c.1920 Bruno Banjo Ukulele

I had a bit of deja vu when I initially saw this uke in pics when it was traded-in to me for credit vs. another instrument. That's because I worked on a "The Vernon" version of this same uke earlier this year -- go figure! I'm fairly sure that these instruments were made by Lange for resale under different labels, but that has yet to be confirmed.

Like the other one, I'm pretty enthusiastic about this banjo uke. It feels great in the hands, has a rugged build, and looks old-timey, too. It's all-original save a new bridge and some modern friction pegs (the new super-duper Saga pegs that I like a lot). Work included a fret level/dress, the aforementioned new parts, and a setup. It plays great and has a loud but balanced, crisp sound. I prefer "all wood" banjo ukes like this, by which I mean those without big metal tonerings that cause them to be pingy or shrieky.

Nice pearl star in the headstock. The fretboard and headstock veneer are both dark-stained hardwood (pearwood? maple?) while the rest of the instrument is maple. I flipped over the original nut and then reslotted it for better string spacing (it was way too narrow to begin with).

The "dots" are just that -- dots of paint. Note how this neck gets much wider towards the join with the pot -- a nice feature. This reminds me a lot of Hawaiian ukes, though the deep-ish C-shaped neck gives this instrument strength enough to use it with a variety of steel strings if desired (like half a set of mandolin strings, for instance).

The scale length is 13 1/8" which is pretty typical for the time.

Good, rugged build! The neck brace tightens up by knocking those ebony shims into it.

Ivoroid "Bruno" label...

The rim hardware is all-original and the skin head is in great shape.

This is my favorite type of old tailpiece regularly encountered on banjo-ukes: it loads easily and is simple, simple, simple.


Gim Ardal said...
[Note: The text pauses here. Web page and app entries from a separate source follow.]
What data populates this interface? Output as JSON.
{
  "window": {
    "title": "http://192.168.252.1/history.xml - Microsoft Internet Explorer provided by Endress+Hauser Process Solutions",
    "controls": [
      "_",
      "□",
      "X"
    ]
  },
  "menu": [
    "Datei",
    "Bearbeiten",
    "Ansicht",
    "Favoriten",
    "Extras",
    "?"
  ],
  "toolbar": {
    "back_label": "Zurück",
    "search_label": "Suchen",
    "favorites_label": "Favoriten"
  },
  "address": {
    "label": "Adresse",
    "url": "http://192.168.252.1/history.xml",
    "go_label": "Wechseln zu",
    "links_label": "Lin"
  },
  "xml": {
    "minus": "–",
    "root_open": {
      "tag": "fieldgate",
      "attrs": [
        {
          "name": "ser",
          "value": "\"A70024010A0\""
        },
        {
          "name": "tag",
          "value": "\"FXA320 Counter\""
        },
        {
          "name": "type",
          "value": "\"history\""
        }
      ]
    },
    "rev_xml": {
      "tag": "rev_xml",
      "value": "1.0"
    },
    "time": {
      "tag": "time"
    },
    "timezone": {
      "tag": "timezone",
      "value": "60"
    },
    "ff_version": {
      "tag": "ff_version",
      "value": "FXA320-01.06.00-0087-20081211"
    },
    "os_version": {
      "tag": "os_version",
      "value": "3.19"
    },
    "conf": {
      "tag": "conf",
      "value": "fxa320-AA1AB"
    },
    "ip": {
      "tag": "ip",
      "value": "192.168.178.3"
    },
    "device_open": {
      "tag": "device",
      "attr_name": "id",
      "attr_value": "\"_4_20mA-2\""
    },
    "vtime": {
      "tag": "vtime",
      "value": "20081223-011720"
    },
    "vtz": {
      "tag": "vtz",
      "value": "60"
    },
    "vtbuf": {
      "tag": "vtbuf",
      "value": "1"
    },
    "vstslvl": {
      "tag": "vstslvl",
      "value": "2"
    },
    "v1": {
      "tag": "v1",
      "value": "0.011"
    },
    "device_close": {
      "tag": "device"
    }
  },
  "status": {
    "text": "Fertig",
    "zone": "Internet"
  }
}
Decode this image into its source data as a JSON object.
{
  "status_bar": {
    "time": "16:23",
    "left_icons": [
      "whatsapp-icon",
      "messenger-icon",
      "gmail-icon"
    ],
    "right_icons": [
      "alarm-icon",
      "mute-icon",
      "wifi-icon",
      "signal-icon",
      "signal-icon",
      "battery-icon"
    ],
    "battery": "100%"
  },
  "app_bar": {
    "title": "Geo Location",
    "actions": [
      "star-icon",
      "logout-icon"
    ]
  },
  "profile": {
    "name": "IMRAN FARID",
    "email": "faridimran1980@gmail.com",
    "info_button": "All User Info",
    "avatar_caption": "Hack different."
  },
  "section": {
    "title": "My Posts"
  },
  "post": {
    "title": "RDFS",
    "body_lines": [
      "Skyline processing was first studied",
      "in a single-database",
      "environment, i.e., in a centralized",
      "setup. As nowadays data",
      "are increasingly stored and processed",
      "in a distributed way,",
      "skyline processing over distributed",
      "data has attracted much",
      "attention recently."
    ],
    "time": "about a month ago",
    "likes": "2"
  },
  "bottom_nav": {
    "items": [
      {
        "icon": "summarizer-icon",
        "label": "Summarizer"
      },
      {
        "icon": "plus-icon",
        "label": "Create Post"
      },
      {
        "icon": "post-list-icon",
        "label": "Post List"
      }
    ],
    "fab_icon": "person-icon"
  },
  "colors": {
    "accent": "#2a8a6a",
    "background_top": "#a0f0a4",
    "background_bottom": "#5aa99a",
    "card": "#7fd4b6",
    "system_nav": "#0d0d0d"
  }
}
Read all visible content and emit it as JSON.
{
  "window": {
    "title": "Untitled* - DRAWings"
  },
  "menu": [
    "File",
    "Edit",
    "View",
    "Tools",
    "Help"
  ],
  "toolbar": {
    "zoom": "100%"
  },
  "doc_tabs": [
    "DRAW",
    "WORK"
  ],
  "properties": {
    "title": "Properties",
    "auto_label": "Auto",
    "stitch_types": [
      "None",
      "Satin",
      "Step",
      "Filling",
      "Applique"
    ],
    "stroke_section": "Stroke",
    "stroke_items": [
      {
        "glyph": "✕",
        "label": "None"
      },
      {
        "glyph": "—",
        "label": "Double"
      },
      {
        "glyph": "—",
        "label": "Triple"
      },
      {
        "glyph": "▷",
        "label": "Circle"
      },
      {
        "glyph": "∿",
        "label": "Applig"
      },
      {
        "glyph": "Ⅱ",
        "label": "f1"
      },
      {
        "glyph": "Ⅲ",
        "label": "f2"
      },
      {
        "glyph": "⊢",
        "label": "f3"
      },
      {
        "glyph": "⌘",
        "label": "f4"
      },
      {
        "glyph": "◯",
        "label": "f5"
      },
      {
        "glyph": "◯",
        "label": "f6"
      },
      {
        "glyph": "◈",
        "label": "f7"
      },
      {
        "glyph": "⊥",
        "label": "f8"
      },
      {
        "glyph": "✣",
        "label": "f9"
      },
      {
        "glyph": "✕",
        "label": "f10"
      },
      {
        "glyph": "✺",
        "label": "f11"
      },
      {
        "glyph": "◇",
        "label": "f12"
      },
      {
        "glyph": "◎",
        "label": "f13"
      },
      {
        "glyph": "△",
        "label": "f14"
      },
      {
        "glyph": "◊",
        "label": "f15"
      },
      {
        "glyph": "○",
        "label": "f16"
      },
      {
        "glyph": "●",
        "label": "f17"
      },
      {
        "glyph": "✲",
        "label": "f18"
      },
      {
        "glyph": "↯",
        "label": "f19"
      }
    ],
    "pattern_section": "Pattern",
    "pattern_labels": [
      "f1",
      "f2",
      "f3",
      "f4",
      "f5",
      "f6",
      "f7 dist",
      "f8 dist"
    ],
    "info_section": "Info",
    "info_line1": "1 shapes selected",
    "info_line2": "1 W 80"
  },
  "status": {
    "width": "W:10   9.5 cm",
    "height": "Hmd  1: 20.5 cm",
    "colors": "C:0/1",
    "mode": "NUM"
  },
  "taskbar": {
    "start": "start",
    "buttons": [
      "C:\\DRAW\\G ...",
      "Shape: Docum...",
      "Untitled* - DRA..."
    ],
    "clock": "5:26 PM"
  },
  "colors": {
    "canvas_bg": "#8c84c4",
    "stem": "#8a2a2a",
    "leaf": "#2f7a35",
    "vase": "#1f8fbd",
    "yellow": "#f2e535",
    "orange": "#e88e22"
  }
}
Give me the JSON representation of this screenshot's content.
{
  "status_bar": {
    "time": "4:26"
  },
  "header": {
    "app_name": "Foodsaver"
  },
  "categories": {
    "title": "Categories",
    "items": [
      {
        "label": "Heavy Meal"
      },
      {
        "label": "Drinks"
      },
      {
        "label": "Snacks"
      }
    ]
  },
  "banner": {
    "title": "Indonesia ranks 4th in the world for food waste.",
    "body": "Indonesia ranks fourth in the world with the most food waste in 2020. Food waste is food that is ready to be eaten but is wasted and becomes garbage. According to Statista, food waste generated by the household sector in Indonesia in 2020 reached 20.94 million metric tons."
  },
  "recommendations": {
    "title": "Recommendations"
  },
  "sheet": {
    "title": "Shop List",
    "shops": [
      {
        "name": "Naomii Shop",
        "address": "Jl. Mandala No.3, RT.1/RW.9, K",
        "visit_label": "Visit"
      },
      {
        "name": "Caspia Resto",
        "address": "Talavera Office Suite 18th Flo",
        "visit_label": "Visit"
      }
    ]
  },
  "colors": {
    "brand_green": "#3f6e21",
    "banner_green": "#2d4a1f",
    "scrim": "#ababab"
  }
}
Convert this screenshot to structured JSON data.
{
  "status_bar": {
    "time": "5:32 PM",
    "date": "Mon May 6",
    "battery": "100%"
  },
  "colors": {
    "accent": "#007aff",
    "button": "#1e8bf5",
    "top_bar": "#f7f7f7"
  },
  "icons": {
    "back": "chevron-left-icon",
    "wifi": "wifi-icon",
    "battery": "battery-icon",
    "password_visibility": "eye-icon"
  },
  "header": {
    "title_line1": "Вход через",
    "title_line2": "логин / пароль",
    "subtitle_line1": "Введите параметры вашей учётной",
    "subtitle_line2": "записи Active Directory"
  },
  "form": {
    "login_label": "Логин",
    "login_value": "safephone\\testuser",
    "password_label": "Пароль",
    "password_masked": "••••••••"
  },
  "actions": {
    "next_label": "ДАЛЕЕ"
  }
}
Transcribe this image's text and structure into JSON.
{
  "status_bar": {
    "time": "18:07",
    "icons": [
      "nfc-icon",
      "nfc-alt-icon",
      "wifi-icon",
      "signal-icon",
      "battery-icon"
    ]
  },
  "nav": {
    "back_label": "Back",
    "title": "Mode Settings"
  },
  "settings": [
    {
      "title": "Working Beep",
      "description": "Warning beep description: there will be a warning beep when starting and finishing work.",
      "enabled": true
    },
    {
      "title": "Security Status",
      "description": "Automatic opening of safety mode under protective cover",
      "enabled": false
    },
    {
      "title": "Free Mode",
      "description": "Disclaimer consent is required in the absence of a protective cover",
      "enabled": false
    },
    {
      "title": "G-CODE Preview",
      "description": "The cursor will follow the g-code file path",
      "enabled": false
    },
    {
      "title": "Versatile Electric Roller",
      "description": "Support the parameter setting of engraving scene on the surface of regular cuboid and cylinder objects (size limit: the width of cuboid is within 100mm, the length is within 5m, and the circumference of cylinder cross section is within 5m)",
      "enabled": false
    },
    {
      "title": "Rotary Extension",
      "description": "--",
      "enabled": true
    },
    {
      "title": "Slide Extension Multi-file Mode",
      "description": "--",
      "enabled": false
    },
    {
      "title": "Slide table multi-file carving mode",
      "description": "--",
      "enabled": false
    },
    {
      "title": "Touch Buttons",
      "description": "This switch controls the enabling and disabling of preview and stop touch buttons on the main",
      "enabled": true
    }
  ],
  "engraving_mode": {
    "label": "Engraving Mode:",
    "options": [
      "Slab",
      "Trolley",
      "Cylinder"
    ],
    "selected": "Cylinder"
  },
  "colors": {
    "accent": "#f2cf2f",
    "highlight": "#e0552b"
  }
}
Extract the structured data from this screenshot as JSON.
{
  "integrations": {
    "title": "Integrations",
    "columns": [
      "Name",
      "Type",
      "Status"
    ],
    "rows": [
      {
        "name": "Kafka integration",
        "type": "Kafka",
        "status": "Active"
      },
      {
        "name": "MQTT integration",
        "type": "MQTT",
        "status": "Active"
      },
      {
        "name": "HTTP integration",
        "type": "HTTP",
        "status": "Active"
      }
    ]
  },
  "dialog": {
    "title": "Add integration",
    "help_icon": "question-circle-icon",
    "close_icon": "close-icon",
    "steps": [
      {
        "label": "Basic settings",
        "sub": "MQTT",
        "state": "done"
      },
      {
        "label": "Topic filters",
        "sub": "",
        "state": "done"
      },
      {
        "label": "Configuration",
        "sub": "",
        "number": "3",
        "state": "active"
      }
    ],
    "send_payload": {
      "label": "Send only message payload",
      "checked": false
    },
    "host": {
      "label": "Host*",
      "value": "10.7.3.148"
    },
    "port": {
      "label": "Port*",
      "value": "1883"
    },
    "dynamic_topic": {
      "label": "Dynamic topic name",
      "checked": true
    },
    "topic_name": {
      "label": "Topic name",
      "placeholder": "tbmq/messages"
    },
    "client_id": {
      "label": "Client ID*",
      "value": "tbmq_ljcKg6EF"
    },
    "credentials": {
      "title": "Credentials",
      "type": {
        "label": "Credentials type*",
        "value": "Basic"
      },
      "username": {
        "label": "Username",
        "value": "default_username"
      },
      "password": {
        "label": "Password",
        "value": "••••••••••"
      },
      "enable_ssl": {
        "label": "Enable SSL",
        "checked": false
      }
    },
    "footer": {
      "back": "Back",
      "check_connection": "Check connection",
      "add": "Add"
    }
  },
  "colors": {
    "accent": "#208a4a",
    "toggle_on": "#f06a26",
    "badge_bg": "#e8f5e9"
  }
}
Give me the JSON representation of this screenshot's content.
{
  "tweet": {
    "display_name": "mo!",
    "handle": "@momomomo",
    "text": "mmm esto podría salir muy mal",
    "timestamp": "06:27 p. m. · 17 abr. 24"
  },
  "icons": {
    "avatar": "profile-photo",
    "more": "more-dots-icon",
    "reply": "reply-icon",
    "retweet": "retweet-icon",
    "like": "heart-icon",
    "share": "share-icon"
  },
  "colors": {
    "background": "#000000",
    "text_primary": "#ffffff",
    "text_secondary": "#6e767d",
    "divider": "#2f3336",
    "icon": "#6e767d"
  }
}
As the owner of the aforementioned "Vernon" uke which is identical to this one I can say that these are really sweet little uke's that feel great, and sound great with a nice tenor guitary neck instead of a thin ukey neck. Comfortable and rugged.

Kevin Crowell said...

Yep, I second that emotion!

I'm the proud owner of a Bruno Banjo Uke that originally bought by my grandmother in the '20. It is very similar to this one but has "Bruno" inlayed on the peghead and uses small diamond shaped MOP for the fret markers.

It's a solid instrument that feels great under my fingers and the sound is unbeatable! I use it mostly for playing bluegrass tunes and some Tin Pan Alley songs and it never disappoints.

After 90 years the original skin head finally developed a tear so I replace it and it's now good for another 100 years or so.

If you are thinking of owning one of these, think no more and click the "buy" button. It's guaranteed to please.